Co-management across service lines has become increasingly common in hospital medicine. While debate continues over clinical outcomes, some co-management arrangements have led to enhanced provider satisfaction, which may have implications for burnout.

We have established successful co-management services with orthopedics, urology (GU), otorhinolaryngology (ENT), trauma and neurosurgery (NS). We are a large urban/suburban academic division with over 80 hospitalists at 2 tertiary care facilities. We have been able to create a viable model for increasing hospitalist productivity and specialization while simultaneously improving job satisfaction.


To demonstrate how to create multiple co-management services in a large academic institution while enhancing job satisfaction among hospitalists and potentially drawing new hires. 


In 2015, a core group of 4 hospitalists (OHOS) started medically co-managing post-operative orthopedic patients. The agreement included a single contact number, 24-hour availability, enhanced communication and order writing privileges. Annually, each core hospitalist spends 25% of their time on OHOS. Initial success of this service model led to expansion to GU, trauma, ENT, and NS. Each new model created a hospitalist leadership opportunity. Through our co-management arrangements, we have demonstrated improved patient experience and performance metrics. High surgeon satisfaction led us to investigate hospitalist satisfaction.

Hospitalists (n =22) were surveyed on their experience rotating through co-management services. Respondents noted improved expertise (81.8%), increased sense of value (68.2%), neutral or improved work schedule flexibility (95.5%) and a positive contribution to overall job satisfaction (68.2%). Most felt that workload was not increased (86.4%).

Based on these encouraging results, a separate survey of newly hired hospitalists (n = 16) was conducted to investigate the impact of our co-management model on recruitment. While only 31.3% of respondents agreed that co-management was specifically a factor, an overwhelming majority agreed that the schedule structure (93.8%) and leadership opportunities (75.0%) were factors. As such, we believe co-management opportunities were a new hire draw.

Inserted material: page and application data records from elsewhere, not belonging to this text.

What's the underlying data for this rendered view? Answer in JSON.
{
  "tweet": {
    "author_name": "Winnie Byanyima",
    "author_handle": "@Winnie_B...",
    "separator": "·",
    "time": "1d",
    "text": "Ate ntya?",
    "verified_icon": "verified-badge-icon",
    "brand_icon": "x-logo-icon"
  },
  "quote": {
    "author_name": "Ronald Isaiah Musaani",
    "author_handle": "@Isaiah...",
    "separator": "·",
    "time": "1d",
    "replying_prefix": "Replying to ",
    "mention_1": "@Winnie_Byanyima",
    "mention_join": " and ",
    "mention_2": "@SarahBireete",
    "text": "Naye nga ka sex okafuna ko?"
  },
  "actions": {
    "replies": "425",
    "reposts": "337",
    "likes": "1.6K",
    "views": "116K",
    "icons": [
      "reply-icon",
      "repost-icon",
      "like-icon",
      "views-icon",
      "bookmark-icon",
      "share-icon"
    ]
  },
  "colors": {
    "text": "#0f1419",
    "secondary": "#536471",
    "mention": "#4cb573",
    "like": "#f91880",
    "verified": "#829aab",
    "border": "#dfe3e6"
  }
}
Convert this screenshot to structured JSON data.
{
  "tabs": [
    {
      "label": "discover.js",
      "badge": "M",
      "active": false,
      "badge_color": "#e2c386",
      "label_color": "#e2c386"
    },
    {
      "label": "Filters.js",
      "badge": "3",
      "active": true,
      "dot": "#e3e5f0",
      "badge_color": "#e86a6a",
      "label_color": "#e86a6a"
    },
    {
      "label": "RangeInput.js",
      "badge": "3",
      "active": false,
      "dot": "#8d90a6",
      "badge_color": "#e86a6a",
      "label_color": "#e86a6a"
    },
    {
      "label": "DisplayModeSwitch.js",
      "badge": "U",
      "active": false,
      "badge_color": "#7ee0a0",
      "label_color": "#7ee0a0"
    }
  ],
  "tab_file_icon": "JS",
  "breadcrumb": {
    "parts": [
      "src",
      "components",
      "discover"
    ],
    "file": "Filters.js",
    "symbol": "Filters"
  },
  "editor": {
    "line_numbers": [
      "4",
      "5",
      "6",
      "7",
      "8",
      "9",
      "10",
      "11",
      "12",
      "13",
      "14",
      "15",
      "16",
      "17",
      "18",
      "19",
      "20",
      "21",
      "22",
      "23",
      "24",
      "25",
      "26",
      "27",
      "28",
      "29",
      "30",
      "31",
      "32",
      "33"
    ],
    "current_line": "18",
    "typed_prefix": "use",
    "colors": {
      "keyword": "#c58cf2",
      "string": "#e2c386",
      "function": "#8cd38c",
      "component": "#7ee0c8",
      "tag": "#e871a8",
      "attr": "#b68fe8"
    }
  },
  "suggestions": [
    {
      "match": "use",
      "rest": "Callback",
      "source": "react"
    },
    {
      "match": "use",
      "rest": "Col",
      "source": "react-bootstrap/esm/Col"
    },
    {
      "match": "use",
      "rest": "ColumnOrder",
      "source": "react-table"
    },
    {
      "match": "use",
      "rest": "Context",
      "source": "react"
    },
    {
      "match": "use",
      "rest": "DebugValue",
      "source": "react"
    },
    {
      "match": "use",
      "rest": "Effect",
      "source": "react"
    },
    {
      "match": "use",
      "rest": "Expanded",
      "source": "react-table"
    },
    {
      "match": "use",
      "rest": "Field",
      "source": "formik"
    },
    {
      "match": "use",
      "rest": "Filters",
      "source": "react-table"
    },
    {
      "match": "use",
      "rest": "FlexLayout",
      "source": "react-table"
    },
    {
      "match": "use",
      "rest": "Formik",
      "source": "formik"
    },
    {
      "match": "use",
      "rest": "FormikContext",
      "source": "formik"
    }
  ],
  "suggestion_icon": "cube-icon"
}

Over the last 2 years, our large division has seen a rapid expansion as we have established multiple co-management services. Our data reveal that co-management has contributed to improved sense of clinical expertise, value, flexibility, and overall job satisfaction and, through its impact on hospitalist schedules and leadership opportunities, may potentially aid recruitment.  Next steps include reviewing this year’s SHM Engagement Survey results to see if these improvements in job satisfaction have led to decreased risk of burnout.